Price said the shortfall included money set aside for the district’s 601 teachers to purchase supplies for their classrooms. “We advance the money to teachers to help them buy supplies at the beginning of each school year, then build the account back up with checks received from the state throughout the school year,” he said. “So, essentially, we had already spent this money.”

Districts are funded by a combination of local, state and federal dollars plus revenue from leases, donations, food sales, assorted tickets, fees and tuition. For the year just-ended, the Vicksburg Warren district spending plan totaled $87 million with 52 percent of $76 million in revenue coming from state allocations.

“They began warning us in December that this was possible,” Price said. “It should not have been a shock to anybody but it is still hard to lose money.”

Price also said energy costs will be the biggest financial challenge in the year ahead and that some districts are even looking at going to four-day weeks.

Last year, utilities cost the district around $1.5 million. This year, a 30 percent increase is anticipated, raising the costs by $430,000.

“We knew these times were coming,” Price said, “and we prepared.

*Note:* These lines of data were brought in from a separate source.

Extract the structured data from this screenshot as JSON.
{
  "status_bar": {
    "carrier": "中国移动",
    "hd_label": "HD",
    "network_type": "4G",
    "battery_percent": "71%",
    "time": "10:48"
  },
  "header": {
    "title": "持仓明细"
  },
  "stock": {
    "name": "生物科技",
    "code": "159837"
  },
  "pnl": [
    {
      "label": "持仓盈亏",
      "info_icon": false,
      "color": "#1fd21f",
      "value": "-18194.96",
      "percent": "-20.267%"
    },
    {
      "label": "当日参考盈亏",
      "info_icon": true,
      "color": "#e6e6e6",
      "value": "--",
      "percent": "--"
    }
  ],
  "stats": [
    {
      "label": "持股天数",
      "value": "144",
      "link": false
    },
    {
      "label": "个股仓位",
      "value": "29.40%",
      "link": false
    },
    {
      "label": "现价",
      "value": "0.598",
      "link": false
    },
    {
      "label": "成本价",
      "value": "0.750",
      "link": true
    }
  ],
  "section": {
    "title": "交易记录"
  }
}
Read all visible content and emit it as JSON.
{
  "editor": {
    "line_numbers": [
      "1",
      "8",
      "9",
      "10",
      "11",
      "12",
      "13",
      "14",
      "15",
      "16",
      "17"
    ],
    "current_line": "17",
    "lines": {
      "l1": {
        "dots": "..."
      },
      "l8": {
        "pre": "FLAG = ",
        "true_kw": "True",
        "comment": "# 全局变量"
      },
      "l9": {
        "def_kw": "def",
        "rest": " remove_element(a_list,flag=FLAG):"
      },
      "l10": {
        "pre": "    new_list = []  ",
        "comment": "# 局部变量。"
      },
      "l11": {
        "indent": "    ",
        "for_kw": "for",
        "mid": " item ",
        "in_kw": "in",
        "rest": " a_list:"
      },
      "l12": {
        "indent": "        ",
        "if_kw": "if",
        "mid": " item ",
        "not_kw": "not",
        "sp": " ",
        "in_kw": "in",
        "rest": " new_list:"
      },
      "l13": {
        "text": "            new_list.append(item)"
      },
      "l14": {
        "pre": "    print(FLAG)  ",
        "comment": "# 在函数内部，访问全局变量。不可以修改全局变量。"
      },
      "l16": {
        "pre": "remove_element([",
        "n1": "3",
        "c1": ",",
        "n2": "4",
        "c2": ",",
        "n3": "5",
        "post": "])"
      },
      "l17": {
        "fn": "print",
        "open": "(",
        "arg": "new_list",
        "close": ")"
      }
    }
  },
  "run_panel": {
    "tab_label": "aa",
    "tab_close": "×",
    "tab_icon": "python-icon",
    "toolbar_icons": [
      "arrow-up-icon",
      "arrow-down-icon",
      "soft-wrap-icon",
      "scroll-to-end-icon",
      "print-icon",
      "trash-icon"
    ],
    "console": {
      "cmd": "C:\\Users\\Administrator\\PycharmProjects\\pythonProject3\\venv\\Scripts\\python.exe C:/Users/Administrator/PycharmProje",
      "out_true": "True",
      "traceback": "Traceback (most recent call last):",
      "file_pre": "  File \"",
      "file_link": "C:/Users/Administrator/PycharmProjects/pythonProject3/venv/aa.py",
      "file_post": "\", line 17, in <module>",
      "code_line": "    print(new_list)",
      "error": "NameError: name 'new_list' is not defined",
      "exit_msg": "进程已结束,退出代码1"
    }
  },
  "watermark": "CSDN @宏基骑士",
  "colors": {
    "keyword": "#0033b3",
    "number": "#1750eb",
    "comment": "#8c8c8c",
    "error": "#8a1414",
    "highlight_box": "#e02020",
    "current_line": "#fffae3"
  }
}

Over the past four years, we’ve reduced our budget and cut out unnecessary administrative positions, saving us around $1.5 million, and we will use that to help pay for utility increases.”